The Cortez Fire Protection District has received a $2 million grant to build a new fire station.
A station will be constructed at North and Washington streets to replace the existing station and administrative building there, Fire Chief Jeff Vandevoorde said Tuesday. Total cost of the project, which has been in the works since 2012, is about $4.2 million, he said.
“This was a great team effort between the administrative staff and the fire district board,” Vandevoorde said. “We’re very excited. This is something we need, and it will be great for the community.”
The grant is an Energy and Mineral Impact Assistance Fund grant from the state Department of Local Affairs. The fire district has been saving money for the project for the past several years, and will put down $1 million toward the project. The remaining $1.2 million will be paid out over the next 25 years through a lease-purchase agreement, the chief said.
Both the existing station and administrative building are more than 40 years old and are not compliant with current building codes, Vandevoorde said. The buildings eventually will be torn down.
The current Station 1 isn’t big enough to house newer vehicles. If the department were to buy a new ladder truck, it wouldn’t fit, Vandevoorde said. The new station will have more space training and equipment too, he said, and will feature an exhaust filtering system to clear the air after vehicles start up inside.
Firefighters will be able to make use of a fitness room, which the new building will feature. Training spaces will be available for the public as needed, the chief said. Administrative space will feature offices and a conference room, he said. The building will be compliant with building codes and the Americans With Disabilities Act, he said.
Vandevoorde said he hopes a construction company will be chosen by the end of the year, with groundbreaking potentially taking place by next March. The district is working with Pacheco Ross Architects of New York. Though they didn’t present the lowest of the five bidders, the firm specializes in building fire stations and the district will save money in the long run by working with them, Vandevoorde said.
Since the district recognized the need for a new station in 2012, the department has added full-time firefighters and calls have gone up substantially, Vandevoorde said. The fire district board has helped to support the project, and DOLA officials were easy to work with, he said. The chief is happy that the new station will combine and eliminate two outdated buildings and will do so without any new tax raises.

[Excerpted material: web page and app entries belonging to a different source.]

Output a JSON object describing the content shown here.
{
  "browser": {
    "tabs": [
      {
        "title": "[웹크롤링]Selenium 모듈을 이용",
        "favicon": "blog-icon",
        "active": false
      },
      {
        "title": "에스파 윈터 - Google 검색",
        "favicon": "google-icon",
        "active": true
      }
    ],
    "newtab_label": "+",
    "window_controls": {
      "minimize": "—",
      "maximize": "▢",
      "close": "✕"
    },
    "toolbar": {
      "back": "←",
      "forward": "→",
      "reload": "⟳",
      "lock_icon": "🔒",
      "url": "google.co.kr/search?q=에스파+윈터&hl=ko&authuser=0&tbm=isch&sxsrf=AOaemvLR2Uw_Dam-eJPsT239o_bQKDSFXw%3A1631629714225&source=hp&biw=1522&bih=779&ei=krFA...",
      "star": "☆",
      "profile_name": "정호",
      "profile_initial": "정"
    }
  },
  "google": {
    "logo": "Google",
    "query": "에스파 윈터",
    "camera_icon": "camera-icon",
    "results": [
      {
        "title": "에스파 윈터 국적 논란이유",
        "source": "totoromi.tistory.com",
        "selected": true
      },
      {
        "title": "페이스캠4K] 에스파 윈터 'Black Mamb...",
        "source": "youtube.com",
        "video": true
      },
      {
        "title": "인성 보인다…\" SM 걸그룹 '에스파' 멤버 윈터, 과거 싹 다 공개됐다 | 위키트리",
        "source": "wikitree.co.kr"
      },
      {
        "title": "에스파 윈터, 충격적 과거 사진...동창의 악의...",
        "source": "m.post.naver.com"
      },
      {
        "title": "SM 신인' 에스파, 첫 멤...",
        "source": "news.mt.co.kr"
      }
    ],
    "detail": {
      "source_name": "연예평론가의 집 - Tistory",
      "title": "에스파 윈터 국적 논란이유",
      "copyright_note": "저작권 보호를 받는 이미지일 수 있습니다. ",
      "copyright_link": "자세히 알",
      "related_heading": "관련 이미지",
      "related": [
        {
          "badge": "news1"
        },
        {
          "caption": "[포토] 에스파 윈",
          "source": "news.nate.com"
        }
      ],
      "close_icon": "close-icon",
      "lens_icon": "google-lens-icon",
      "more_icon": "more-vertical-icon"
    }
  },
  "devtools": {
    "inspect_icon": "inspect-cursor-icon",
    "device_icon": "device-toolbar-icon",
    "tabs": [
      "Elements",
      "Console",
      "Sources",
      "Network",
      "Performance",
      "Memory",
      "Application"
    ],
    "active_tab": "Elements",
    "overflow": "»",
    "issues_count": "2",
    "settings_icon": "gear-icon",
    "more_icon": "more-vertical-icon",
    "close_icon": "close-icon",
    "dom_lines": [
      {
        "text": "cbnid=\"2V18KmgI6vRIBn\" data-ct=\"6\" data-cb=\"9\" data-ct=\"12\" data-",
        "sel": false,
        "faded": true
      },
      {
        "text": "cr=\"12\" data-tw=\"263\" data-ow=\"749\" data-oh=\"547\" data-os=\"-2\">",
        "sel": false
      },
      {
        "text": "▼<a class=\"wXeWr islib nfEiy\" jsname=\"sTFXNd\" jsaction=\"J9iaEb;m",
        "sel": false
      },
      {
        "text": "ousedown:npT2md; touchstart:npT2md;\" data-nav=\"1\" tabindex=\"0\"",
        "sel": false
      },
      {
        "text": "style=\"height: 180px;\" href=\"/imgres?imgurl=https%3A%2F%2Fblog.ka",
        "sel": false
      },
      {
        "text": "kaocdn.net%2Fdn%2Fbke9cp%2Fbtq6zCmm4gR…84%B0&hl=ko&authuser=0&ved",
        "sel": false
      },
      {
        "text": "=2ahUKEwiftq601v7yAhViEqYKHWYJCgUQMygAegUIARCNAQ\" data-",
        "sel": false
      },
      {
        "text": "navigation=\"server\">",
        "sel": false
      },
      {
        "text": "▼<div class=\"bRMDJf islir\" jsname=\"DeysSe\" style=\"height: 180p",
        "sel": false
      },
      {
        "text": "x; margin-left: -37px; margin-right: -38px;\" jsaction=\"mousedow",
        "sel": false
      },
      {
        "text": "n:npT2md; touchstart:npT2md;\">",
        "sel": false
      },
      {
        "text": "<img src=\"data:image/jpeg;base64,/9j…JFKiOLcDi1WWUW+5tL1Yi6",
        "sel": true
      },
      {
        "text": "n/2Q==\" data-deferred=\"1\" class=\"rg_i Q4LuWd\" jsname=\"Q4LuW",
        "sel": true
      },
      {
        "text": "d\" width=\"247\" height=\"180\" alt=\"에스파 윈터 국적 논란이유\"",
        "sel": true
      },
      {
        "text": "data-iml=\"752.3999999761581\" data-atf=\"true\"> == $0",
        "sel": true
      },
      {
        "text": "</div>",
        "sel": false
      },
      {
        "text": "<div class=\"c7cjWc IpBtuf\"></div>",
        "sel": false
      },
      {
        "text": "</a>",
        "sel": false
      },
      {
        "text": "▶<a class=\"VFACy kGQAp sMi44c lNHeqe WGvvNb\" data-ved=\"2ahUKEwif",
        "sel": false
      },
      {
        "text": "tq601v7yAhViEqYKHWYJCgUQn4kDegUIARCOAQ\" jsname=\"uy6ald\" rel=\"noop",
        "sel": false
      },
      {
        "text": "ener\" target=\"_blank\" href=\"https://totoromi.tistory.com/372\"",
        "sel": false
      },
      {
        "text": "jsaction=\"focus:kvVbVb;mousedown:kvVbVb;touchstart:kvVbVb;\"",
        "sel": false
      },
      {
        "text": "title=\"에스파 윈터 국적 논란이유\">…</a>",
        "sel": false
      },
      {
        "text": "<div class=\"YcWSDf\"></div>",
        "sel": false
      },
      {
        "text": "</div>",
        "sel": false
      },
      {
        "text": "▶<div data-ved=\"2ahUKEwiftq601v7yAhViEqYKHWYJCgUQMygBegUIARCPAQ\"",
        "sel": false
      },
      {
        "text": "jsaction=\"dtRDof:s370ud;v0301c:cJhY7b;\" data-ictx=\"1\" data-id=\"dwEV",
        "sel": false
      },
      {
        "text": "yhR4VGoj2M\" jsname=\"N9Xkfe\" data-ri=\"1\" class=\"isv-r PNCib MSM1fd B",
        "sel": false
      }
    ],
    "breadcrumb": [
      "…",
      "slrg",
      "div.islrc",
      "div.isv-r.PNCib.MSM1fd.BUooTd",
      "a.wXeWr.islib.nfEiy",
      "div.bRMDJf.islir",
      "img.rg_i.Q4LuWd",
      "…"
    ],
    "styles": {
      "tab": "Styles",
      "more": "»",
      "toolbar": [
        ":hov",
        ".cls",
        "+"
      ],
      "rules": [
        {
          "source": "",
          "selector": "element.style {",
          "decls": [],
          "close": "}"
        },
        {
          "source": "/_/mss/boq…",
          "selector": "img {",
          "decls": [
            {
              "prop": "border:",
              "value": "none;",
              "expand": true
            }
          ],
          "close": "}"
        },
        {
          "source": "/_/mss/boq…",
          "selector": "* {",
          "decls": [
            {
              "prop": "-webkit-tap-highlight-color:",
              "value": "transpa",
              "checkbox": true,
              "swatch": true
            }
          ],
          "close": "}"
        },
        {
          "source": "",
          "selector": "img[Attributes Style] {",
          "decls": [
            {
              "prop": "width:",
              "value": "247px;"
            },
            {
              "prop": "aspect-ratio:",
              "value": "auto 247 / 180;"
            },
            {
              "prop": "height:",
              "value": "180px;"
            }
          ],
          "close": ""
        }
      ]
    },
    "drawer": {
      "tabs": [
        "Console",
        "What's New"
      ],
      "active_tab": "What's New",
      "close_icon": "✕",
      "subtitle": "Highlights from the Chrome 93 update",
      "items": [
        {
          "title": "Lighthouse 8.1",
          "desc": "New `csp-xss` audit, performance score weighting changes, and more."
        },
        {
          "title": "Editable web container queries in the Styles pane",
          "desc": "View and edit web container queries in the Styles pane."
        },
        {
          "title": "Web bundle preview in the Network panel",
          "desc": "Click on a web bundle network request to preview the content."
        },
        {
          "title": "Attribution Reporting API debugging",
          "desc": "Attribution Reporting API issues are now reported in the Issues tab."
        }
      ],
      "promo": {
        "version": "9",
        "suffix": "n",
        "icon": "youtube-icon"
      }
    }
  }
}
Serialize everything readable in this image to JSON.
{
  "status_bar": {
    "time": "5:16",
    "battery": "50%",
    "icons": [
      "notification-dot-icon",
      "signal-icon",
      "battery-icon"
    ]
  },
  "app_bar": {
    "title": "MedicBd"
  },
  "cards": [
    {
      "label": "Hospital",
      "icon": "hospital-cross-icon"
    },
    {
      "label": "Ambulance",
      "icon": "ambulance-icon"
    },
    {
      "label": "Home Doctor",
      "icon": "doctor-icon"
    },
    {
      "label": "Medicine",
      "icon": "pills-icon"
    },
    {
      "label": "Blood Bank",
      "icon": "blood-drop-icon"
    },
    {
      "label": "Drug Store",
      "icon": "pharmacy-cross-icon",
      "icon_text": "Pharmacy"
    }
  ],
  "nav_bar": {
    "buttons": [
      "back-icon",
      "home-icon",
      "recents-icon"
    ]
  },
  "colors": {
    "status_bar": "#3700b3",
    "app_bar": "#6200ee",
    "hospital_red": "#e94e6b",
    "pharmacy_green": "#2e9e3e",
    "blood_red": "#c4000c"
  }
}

“We’re moving forward and this will help us a lot to keep us going forward,” Vandevoorde said.